**EXERCISE INSTRUCTIONS**
Your copy of the listing must be exact and must hold no images.

Segment Open

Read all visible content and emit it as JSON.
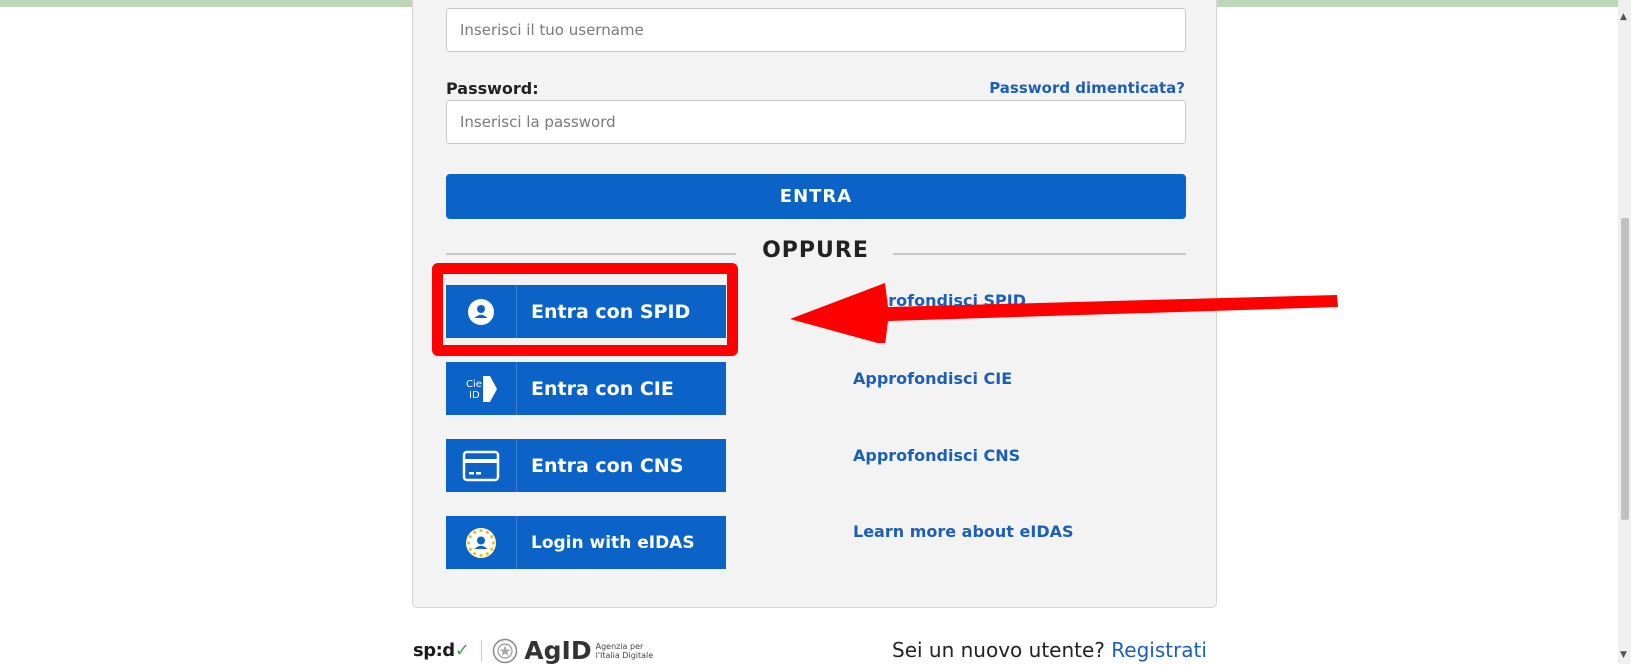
{
  "login_form": {
    "username_placeholder": "Inserisci il tuo username",
    "password_label": "Password:",
    "forgot_password_link": "Password dimenticata?",
    "password_placeholder": "Inserisci la password",
    "submit_label": "ENTRA",
    "divider_text": "OPPURE"
  },
  "identity_options": [
    {
      "button_label": "Entra con SPID",
      "icon": "spid-user-icon",
      "info_link": "Approfondisci SPID"
    },
    {
      "button_label": "Entra con CIE",
      "icon": "cie-id-icon",
      "info_link": "Approfondisci CIE"
    },
    {
      "button_label": "Entra con CNS",
      "icon": "card-icon",
      "info_link": "Approfondisci CNS"
    },
    {
      "button_label": "Login with eIDAS",
      "icon": "eidas-user-icon",
      "info_link": "Learn more about eIDAS"
    }
  ],
  "annotation": {
    "highlight_color": "#ff0000",
    "highlights": "Entra con SPID"
  },
  "footer": {
    "spid_logo": "sp:d",
    "agid_logo": "AgID",
    "agid_subtitle_line1": "Agenzia per",
    "agid_subtitle_line2": "l'Italia Digitale",
    "new_user_text": "Sei un nuovo utente?",
    "register_link": "Registrati"
  },
  "colors": {
    "primary_blue": "#0b63c8",
    "link_blue": "#1d5fb4",
    "card_bg": "#f3f3f3"
  }
}
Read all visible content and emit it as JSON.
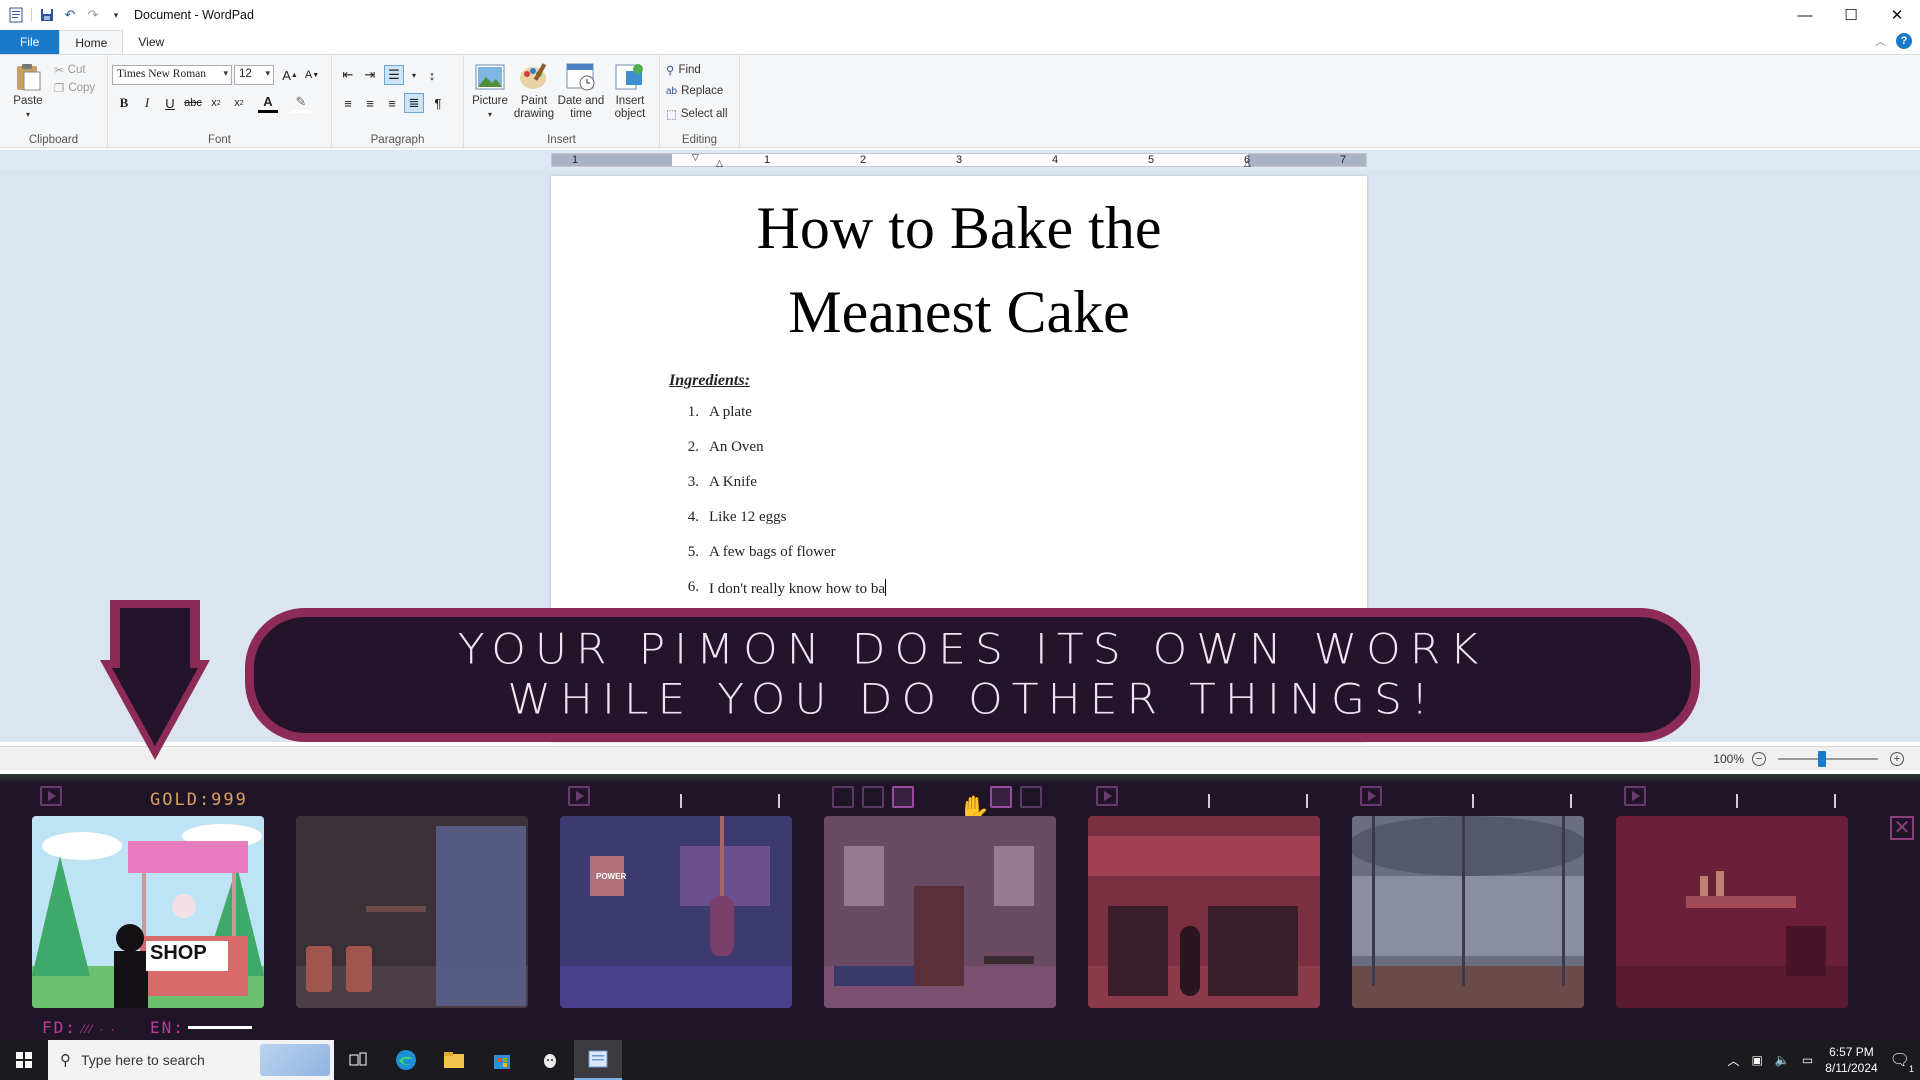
{
  "window": {
    "title": "Document - WordPad"
  },
  "tabs": {
    "file": "File",
    "home": "Home",
    "view": "View"
  },
  "ribbon": {
    "clipboard": {
      "label": "Clipboard",
      "paste": "Paste",
      "cut": "Cut",
      "copy": "Copy"
    },
    "font": {
      "label": "Font",
      "family": "Times New Roman",
      "size": "12"
    },
    "paragraph": {
      "label": "Paragraph"
    },
    "insert": {
      "label": "Insert",
      "picture": "Picture",
      "paint_line1": "Paint",
      "paint_line2": "drawing",
      "date_line1": "Date and",
      "date_line2": "time",
      "object_line1": "Insert",
      "object_line2": "object"
    },
    "editing": {
      "label": "Editing",
      "find": "Find",
      "replace": "Replace",
      "select_all": "Select all"
    }
  },
  "ruler": {
    "numbers": [
      "1",
      "1",
      "2",
      "3",
      "4",
      "5",
      "6",
      "7"
    ]
  },
  "document": {
    "title_line1": "How to Bake the",
    "title_line2": "Meanest Cake",
    "ingredients_heading": "Ingredients:",
    "items": [
      {
        "num": "1.",
        "text": "A plate"
      },
      {
        "num": "2.",
        "text": "An Oven"
      },
      {
        "num": "3.",
        "text": "A Knife"
      },
      {
        "num": "4.",
        "text": "Like 12 eggs"
      },
      {
        "num": "5.",
        "text": "A few bags of flower"
      },
      {
        "num": "6.",
        "text": "I don't really know how to ba"
      }
    ]
  },
  "statusbar": {
    "zoom": "100%"
  },
  "game": {
    "banner_line1": "YOUR PIMON DOES ITS OWN WORK",
    "banner_line2": "WHILE YOU DO OTHER THINGS!",
    "gold": "GOLD:999",
    "fd_label": "FD:",
    "en_label": "EN:",
    "shop_sign": "SHOP",
    "poster": "POWER"
  },
  "taskbar": {
    "search_placeholder": "Type here to search",
    "time": "6:57 PM",
    "date": "8/11/2024",
    "notifications": "1"
  }
}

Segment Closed

**ANSWER FOR THIS EXERCISE**
Read all visible content and emit it as JSON.
{
  "login_form": {
    "username_placeholder": "Inserisci il tuo username",
    "password_label": "Password:",
    "forgot_password_link": "Password dimenticata?",
    "password_placeholder": "Inserisci la password",
    "submit_label": "ENTRA",
    "divider_text": "OPPURE"
  },
  "identity_options": [
    {
      "button_label": "Entra con SPID",
      "icon": "spid-user-icon",
      "info_link": "Approfondisci SPID"
    },
    {
      "button_label": "Entra con CIE",
      "icon": "cie-id-icon",
      "info_link": "Approfondisci CIE"
    },
    {
      "button_label": "Entra con CNS",
      "icon": "card-icon",
      "info_link": "Approfondisci CNS"
    },
    {
      "button_label": "Login with eIDAS",
      "icon": "eidas-user-icon",
      "info_link": "Learn more about eIDAS"
    }
  ],
  "annotation": {
    "highlight_color": "#ff0000",
    "highlights": "Entra con SPID"
  },
  "footer": {
    "spid_logo": "sp:d",
    "agid_logo": "AgID",
    "agid_subtitle_line1": "Agenzia per",
    "agid_subtitle_line2": "l'Italia Digitale",
    "new_user_text": "Sei un nuovo utente?",
    "register_link": "Registrati"
  },
  "colors": {
    "primary_blue": "#0b63c8",
    "link_blue": "#1d5fb4",
    "card_bg": "#f3f3f3"
  }
}
Read all visible content and emit it as JSON.
{
  "window": {
    "title": "Document - WordPad"
  },
  "tabs": {
    "file": "File",
    "home": "Home",
    "view": "View"
  },
  "ribbon": {
    "clipboard": {
      "label": "Clipboard",
      "paste": "Paste",
      "cut": "Cut",
      "copy": "Copy"
    },
    "font": {
      "label": "Font",
      "family": "Times New Roman",
      "size": "12"
    },
    "paragraph": {
      "label": "Paragraph"
    },
    "insert": {
      "label": "Insert",
      "picture": "Picture",
      "paint_line1": "Paint",
      "paint_line2": "drawing",
      "date_line1": "Date and",
      "date_line2": "time",
      "object_line1": "Insert",
      "object_line2": "object"
    },
    "editing": {
      "label": "Editing",
      "find": "Find",
      "replace": "Replace",
      "select_all": "Select all"
    }
  },
  "ruler": {
    "numbers": [
      "1",
      "1",
      "2",
      "3",
      "4",
      "5",
      "6",
      "7"
    ]
  },
  "document": {
    "title_line1": "How to Bake the",
    "title_line2": "Meanest Cake",
    "ingredients_heading": "Ingredients:",
    "items": [
      {
        "num": "1.",
        "text": "A plate"
      },
      {
        "num": "2.",
        "text": "An Oven"
      },
      {
        "num": "3.",
        "text": "A Knife"
      },
      {
        "num": "4.",
        "text": "Like 12 eggs"
      },
      {
        "num": "5.",
        "text": "A few bags of flower"
      },
      {
        "num": "6.",
        "text": "I don't really know how to ba"
      }
    ]
  },
  "statusbar": {
    "zoom": "100%"
  },
  "game": {
    "banner_line1": "YOUR PIMON DOES ITS OWN WORK",
    "banner_line2": "WHILE YOU DO OTHER THINGS!",
    "gold": "GOLD:999",
    "fd_label": "FD:",
    "en_label": "EN:",
    "shop_sign": "SHOP",
    "poster": "POWER"
  },
  "taskbar": {
    "search_placeholder": "Type here to search",
    "time": "6:57 PM",
    "date": "8/11/2024",
    "notifications": "1"
  }
}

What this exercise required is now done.